┏━━

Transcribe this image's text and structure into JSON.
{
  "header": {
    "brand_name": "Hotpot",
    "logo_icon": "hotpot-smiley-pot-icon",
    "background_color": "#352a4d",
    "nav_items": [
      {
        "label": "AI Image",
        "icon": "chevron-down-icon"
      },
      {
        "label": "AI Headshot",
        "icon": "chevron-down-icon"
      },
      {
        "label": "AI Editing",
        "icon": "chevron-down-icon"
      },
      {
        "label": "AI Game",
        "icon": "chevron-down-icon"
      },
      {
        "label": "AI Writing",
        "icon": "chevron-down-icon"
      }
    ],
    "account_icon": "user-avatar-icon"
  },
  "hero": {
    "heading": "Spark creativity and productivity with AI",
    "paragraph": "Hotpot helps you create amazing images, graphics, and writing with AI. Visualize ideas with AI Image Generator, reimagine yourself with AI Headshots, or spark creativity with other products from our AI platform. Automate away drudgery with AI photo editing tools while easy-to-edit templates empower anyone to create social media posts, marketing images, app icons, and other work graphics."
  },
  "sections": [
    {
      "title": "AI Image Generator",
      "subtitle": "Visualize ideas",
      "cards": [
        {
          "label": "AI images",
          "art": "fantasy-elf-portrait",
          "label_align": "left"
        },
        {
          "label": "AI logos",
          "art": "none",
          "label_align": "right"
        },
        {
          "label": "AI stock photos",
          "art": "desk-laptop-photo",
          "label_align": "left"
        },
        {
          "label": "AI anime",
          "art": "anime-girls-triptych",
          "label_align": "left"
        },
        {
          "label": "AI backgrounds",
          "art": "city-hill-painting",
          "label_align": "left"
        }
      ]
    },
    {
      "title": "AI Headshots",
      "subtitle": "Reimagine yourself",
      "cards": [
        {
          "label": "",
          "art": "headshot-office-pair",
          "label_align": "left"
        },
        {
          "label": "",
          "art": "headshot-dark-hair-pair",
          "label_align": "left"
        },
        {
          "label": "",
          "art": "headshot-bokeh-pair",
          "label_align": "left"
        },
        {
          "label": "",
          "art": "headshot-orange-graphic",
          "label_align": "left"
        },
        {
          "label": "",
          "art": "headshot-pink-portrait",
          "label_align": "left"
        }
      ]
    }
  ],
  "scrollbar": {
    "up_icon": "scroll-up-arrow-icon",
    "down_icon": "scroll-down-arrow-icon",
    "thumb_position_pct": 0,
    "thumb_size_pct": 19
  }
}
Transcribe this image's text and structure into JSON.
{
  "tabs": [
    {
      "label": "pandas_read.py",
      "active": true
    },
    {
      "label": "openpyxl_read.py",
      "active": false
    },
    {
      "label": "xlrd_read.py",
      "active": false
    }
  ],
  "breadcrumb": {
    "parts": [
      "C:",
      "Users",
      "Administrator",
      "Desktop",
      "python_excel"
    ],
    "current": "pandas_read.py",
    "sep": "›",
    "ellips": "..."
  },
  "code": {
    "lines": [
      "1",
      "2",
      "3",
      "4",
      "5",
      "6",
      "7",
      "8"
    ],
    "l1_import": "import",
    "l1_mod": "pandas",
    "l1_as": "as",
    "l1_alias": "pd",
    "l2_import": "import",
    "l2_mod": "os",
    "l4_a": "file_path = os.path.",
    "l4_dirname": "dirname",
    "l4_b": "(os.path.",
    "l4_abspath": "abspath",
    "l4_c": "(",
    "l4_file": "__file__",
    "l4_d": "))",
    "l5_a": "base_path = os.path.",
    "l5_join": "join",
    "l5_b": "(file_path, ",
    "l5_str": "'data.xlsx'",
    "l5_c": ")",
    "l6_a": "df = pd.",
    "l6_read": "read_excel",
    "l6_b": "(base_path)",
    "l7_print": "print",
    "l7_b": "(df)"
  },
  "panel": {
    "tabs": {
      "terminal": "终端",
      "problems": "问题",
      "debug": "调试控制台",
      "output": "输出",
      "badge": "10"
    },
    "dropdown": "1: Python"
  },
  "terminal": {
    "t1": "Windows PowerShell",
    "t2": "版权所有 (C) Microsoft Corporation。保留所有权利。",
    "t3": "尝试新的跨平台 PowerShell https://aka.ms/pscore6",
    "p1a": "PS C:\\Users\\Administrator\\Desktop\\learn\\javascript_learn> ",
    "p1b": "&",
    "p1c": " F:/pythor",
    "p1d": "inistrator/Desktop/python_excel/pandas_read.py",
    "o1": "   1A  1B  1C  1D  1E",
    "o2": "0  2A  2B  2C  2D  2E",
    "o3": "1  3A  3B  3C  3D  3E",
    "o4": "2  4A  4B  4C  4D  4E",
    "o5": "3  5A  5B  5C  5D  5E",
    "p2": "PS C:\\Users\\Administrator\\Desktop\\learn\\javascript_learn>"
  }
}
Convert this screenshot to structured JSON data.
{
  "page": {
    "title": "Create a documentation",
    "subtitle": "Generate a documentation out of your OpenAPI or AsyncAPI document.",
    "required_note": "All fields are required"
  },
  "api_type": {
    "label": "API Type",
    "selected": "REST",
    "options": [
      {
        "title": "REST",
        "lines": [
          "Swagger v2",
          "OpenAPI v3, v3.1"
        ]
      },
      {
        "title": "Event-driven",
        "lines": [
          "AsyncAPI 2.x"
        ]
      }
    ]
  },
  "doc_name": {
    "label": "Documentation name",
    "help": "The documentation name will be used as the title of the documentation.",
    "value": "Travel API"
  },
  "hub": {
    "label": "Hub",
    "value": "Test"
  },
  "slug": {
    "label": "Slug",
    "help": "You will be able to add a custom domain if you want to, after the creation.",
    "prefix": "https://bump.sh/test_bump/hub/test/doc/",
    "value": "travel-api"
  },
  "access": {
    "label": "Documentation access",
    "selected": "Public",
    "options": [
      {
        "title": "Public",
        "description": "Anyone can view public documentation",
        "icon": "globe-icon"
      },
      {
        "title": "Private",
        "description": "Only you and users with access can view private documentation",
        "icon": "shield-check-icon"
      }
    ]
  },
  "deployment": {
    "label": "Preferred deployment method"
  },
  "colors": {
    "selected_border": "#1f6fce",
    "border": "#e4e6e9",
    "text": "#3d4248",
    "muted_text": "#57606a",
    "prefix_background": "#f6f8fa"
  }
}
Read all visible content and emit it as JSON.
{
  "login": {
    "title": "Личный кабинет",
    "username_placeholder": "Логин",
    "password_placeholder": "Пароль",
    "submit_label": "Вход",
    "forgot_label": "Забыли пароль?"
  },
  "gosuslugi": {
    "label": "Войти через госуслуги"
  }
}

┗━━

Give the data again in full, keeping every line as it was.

- THE ANSWER
Transcribe this image's text and structure into JSON.
{
  "header": {
    "brand_name": "Hotpot",
    "logo_icon": "hotpot-smiley-pot-icon",
    "background_color": "#352a4d",
    "nav_items": [
      {
        "label": "AI Image",
        "icon": "chevron-down-icon"
      },
      {
        "label": "AI Headshot",
        "icon": "chevron-down-icon"
      },
      {
        "label": "AI Editing",
        "icon": "chevron-down-icon"
      },
      {
        "label": "AI Game",
        "icon": "chevron-down-icon"
      },
      {
        "label": "AI Writing",
        "icon": "chevron-down-icon"
      }
    ],
    "account_icon": "user-avatar-icon"
  },
  "hero": {
    "heading": "Spark creativity and productivity with AI",
    "paragraph": "Hotpot helps you create amazing images, graphics, and writing with AI. Visualize ideas with AI Image Generator, reimagine yourself with AI Headshots, or spark creativity with other products from our AI platform. Automate away drudgery with AI photo editing tools while easy-to-edit templates empower anyone to create social media posts, marketing images, app icons, and other work graphics."
  },
  "sections": [
    {
      "title": "AI Image Generator",
      "subtitle": "Visualize ideas",
      "cards": [
        {
          "label": "AI images",
          "art": "fantasy-elf-portrait",
          "label_align": "left"
        },
        {
          "label": "AI logos",
          "art": "none",
          "label_align": "right"
        },
        {
          "label": "AI stock photos",
          "art": "desk-laptop-photo",
          "label_align": "left"
        },
        {
          "label": "AI anime",
          "art": "anime-girls-triptych",
          "label_align": "left"
        },
        {
          "label": "AI backgrounds",
          "art": "city-hill-painting",
          "label_align": "left"
        }
      ]
    },
    {
      "title": "AI Headshots",
      "subtitle": "Reimagine yourself",
      "cards": [
        {
          "label": "",
          "art": "headshot-office-pair",
          "label_align": "left"
        },
        {
          "label": "",
          "art": "headshot-dark-hair-pair",
          "label_align": "left"
        },
        {
          "label": "",
          "art": "headshot-bokeh-pair",
          "label_align": "left"
        },
        {
          "label": "",
          "art": "headshot-orange-graphic",
          "label_align": "left"
        },
        {
          "label": "",
          "art": "headshot-pink-portrait",
          "label_align": "left"
        }
      ]
    }
  ],
  "scrollbar": {
    "up_icon": "scroll-up-arrow-icon",
    "down_icon": "scroll-down-arrow-icon",
    "thumb_position_pct": 0,
    "thumb_size_pct": 19
  }
}
Transcribe this image's text and structure into JSON.
{
  "tabs": [
    {
      "label": "pandas_read.py",
      "active": true
    },
    {
      "label": "openpyxl_read.py",
      "active": false
    },
    {
      "label": "xlrd_read.py",
      "active": false
    }
  ],
  "breadcrumb": {
    "parts": [
      "C:",
      "Users",
      "Administrator",
      "Desktop",
      "python_excel"
    ],
    "current": "pandas_read.py",
    "sep": "›",
    "ellips": "..."
  },
  "code": {
    "lines": [
      "1",
      "2",
      "3",
      "4",
      "5",
      "6",
      "7",
      "8"
    ],
    "l1_import": "import",
    "l1_mod": "pandas",
    "l1_as": "as",
    "l1_alias": "pd",
    "l2_import": "import",
    "l2_mod": "os",
    "l4_a": "file_path = os.path.",
    "l4_dirname": "dirname",
    "l4_b": "(os.path.",
    "l4_abspath": "abspath",
    "l4_c": "(",
    "l4_file": "__file__",
    "l4_d": "))",
    "l5_a": "base_path = os.path.",
    "l5_join": "join",
    "l5_b": "(file_path, ",
    "l5_str": "'data.xlsx'",
    "l5_c": ")",
    "l6_a": "df = pd.",
    "l6_read": "read_excel",
    "l6_b": "(base_path)",
    "l7_print": "print",
    "l7_b": "(df)"
  },
  "panel": {
    "tabs": {
      "terminal": "终端",
      "problems": "问题",
      "debug": "调试控制台",
      "output": "输出",
      "badge": "10"
    },
    "dropdown": "1: Python"
  },
  "terminal": {
    "t1": "Windows PowerShell",
    "t2": "版权所有 (C) Microsoft Corporation。保留所有权利。",
    "t3": "尝试新的跨平台 PowerShell https://aka.ms/pscore6",
    "p1a": "PS C:\\Users\\Administrator\\Desktop\\learn\\javascript_learn> ",
    "p1b": "&",
    "p1c": " F:/pythor",
    "p1d": "inistrator/Desktop/python_excel/pandas_read.py",
    "o1": "   1A  1B  1C  1D  1E",
    "o2": "0  2A  2B  2C  2D  2E",
    "o3": "1  3A  3B  3C  3D  3E",
    "o4": "2  4A  4B  4C  4D  4E",
    "o5": "3  5A  5B  5C  5D  5E",
    "p2": "PS C:\\Users\\Administrator\\Desktop\\learn\\javascript_learn>"
  }
}
Convert this screenshot to structured JSON data.
{
  "page": {
    "title": "Create a documentation",
    "subtitle": "Generate a documentation out of your OpenAPI or AsyncAPI document.",
    "required_note": "All fields are required"
  },
  "api_type": {
    "label": "API Type",
    "selected": "REST",
    "options": [
      {
        "title": "REST",
        "lines": [
          "Swagger v2",
          "OpenAPI v3, v3.1"
        ]
      },
      {
        "title": "Event-driven",
        "lines": [
          "AsyncAPI 2.x"
        ]
      }
    ]
  },
  "doc_name": {
    "label": "Documentation name",
    "help": "The documentation name will be used as the title of the documentation.",
    "value": "Travel API"
  },
  "hub": {
    "label": "Hub",
    "value": "Test"
  },
  "slug": {
    "label": "Slug",
    "help": "You will be able to add a custom domain if you want to, after the creation.",
    "prefix": "https://bump.sh/test_bump/hub/test/doc/",
    "value": "travel-api"
  },
  "access": {
    "label": "Documentation access",
    "selected": "Public",
    "options": [
      {
        "title": "Public",
        "description": "Anyone can view public documentation",
        "icon": "globe-icon"
      },
      {
        "title": "Private",
        "description": "Only you and users with access can view private documentation",
        "icon": "shield-check-icon"
      }
    ]
  },
  "deployment": {
    "label": "Preferred deployment method"
  },
  "colors": {
    "selected_border": "#1f6fce",
    "border": "#e4e6e9",
    "text": "#3d4248",
    "muted_text": "#57606a",
    "prefix_background": "#f6f8fa"
  }
}
Read all visible content and emit it as JSON.
{
  "login": {
    "title": "Личный кабинет",
    "username_placeholder": "Логин",
    "password_placeholder": "Пароль",
    "submit_label": "Вход",
    "forgot_label": "Забыли пароль?"
  },
  "gosuslugi": {
    "label": "Войти через госуслуги"
  }
}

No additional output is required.